## [Instructions to follow]
Would you copy each line of the data below that has "JSON"?

## [Extracted material]

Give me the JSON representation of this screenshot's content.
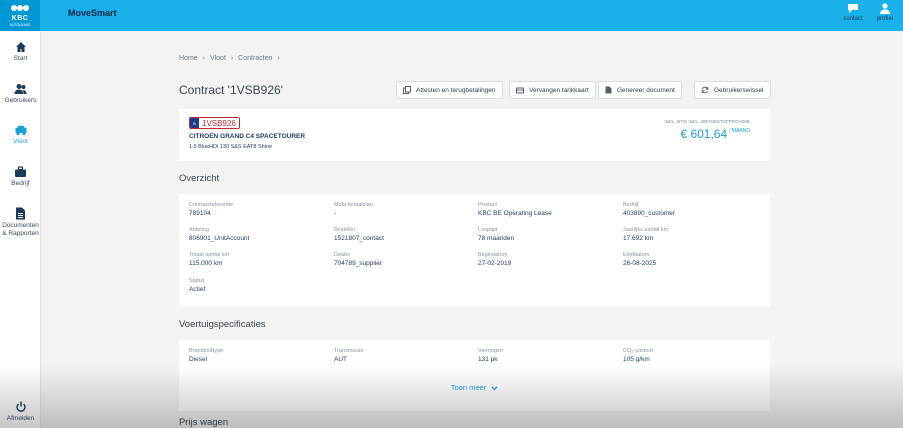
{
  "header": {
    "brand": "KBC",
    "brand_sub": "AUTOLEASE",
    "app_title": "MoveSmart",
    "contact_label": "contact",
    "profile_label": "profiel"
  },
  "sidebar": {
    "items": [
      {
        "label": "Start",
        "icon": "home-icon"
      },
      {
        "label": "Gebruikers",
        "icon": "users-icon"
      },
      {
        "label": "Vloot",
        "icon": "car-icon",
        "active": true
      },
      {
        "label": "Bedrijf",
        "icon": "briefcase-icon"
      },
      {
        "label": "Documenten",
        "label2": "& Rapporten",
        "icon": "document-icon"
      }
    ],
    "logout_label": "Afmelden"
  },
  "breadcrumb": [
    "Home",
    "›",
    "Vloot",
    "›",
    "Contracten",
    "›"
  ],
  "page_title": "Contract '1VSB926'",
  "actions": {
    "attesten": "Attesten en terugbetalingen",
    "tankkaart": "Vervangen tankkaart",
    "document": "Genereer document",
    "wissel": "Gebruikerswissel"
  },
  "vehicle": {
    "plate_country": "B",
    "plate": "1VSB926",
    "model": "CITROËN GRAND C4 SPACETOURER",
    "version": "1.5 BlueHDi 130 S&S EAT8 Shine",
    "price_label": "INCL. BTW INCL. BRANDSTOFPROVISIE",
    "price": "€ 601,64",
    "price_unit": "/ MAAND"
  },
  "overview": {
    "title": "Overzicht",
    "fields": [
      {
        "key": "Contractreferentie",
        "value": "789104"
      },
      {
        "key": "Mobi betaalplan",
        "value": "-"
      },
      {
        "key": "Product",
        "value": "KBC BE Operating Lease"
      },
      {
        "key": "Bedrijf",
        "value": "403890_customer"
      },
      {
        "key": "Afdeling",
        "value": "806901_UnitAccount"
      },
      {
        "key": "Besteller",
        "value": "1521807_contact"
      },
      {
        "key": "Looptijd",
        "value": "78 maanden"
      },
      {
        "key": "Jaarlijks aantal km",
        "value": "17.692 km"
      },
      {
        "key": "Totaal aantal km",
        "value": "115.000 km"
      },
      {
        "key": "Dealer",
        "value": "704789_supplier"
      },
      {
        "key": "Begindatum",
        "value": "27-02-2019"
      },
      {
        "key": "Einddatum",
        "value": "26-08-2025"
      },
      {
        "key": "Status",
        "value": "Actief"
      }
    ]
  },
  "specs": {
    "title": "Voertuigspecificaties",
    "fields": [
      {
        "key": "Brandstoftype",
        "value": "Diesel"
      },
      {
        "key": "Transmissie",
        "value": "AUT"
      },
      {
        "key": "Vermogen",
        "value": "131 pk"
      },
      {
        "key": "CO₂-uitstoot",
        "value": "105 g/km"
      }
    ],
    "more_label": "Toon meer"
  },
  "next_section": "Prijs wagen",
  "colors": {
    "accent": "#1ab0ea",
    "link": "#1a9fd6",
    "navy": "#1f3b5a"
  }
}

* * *

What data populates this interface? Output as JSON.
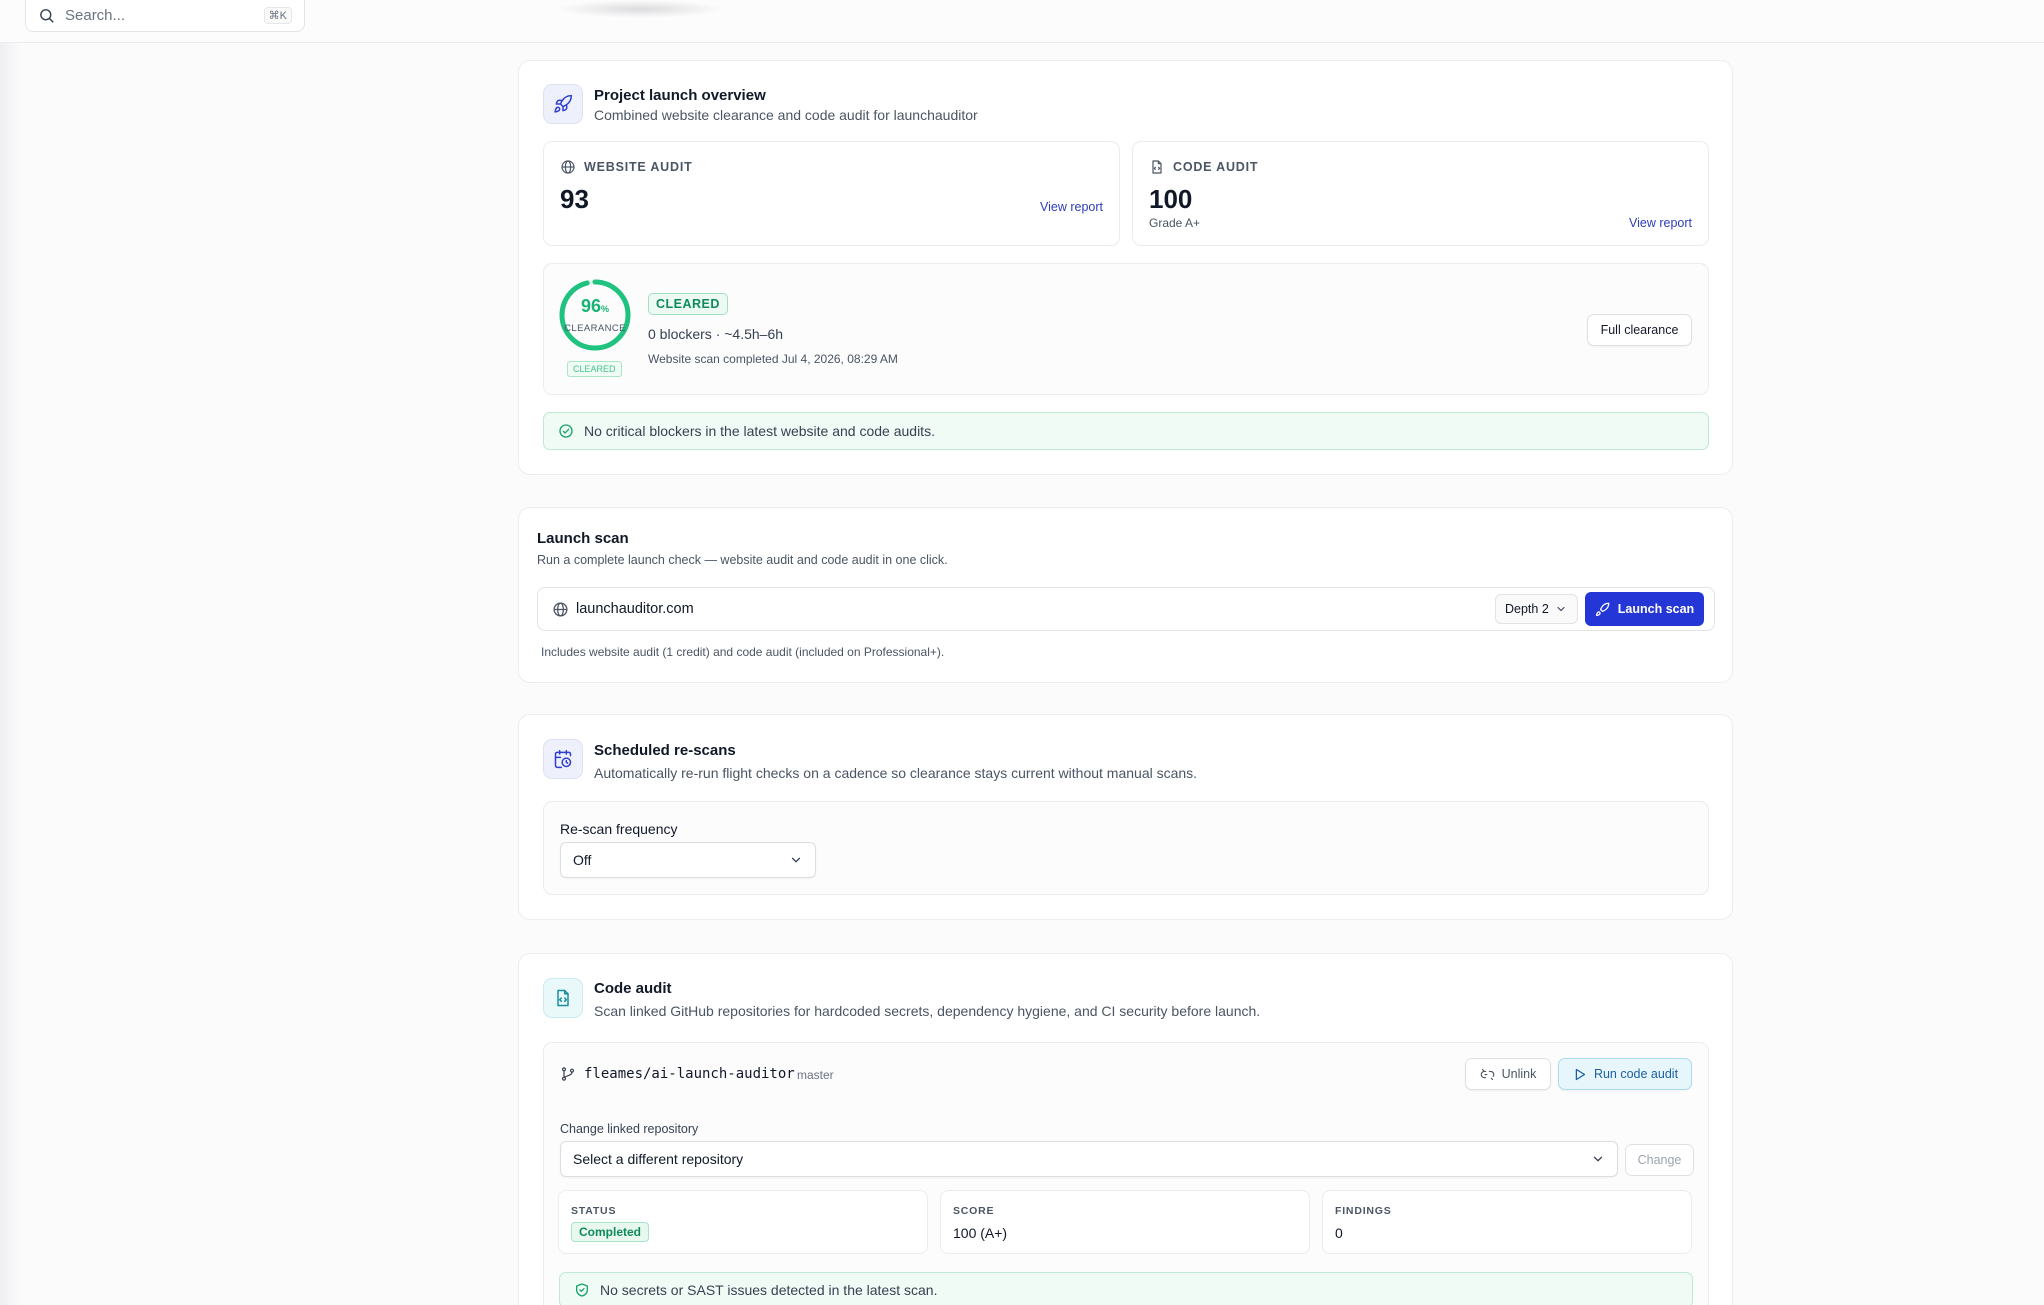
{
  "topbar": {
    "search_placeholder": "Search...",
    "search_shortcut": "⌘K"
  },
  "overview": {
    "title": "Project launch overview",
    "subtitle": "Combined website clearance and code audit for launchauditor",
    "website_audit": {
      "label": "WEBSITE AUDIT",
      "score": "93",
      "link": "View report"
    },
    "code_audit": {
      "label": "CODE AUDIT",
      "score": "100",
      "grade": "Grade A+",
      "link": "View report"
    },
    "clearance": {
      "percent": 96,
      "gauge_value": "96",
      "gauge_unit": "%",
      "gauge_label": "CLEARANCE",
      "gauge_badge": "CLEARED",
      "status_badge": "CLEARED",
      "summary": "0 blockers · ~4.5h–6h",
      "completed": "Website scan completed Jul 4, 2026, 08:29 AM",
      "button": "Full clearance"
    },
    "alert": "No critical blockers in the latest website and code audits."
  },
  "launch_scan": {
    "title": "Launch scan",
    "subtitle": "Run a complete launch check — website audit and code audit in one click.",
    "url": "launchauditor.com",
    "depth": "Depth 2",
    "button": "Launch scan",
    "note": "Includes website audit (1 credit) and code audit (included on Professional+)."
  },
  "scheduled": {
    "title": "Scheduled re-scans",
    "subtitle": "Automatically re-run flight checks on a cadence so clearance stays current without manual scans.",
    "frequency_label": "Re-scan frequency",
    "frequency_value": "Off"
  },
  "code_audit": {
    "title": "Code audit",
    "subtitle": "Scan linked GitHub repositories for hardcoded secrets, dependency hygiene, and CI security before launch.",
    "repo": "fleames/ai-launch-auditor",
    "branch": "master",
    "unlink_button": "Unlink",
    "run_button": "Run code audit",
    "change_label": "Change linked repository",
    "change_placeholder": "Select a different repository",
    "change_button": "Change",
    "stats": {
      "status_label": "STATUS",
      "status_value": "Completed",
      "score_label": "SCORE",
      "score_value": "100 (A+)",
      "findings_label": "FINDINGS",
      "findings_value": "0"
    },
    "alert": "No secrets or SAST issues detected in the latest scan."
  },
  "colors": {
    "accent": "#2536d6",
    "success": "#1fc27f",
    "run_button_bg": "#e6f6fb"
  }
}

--

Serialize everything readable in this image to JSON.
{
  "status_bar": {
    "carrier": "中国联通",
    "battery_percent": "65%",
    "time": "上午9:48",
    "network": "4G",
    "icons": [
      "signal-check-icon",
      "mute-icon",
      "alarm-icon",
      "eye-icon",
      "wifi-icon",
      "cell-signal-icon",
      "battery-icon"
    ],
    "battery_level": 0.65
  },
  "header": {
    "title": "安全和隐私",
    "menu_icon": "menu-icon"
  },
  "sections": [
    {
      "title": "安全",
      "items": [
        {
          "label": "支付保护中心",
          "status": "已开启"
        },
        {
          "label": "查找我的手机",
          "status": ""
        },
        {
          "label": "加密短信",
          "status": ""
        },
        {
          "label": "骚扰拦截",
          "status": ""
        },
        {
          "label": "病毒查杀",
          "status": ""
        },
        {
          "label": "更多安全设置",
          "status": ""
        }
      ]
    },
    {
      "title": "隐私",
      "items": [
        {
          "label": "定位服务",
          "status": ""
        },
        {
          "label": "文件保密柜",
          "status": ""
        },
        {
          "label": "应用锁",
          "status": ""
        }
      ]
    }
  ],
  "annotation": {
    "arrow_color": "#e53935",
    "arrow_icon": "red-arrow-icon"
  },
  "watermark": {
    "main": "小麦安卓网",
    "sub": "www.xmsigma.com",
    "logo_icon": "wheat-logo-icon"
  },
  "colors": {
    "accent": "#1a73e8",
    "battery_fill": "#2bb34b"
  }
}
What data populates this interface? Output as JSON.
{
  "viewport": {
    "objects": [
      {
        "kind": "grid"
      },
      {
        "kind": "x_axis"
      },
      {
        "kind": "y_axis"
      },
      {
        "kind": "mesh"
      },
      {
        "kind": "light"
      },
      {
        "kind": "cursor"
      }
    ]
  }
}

## [Solution]
Give me the JSON representation of this screenshot's content.
What data populates this interface? Output as JSON.
Serialize everything readable in this image to JSON.
What data populates this interface? Output as JSON.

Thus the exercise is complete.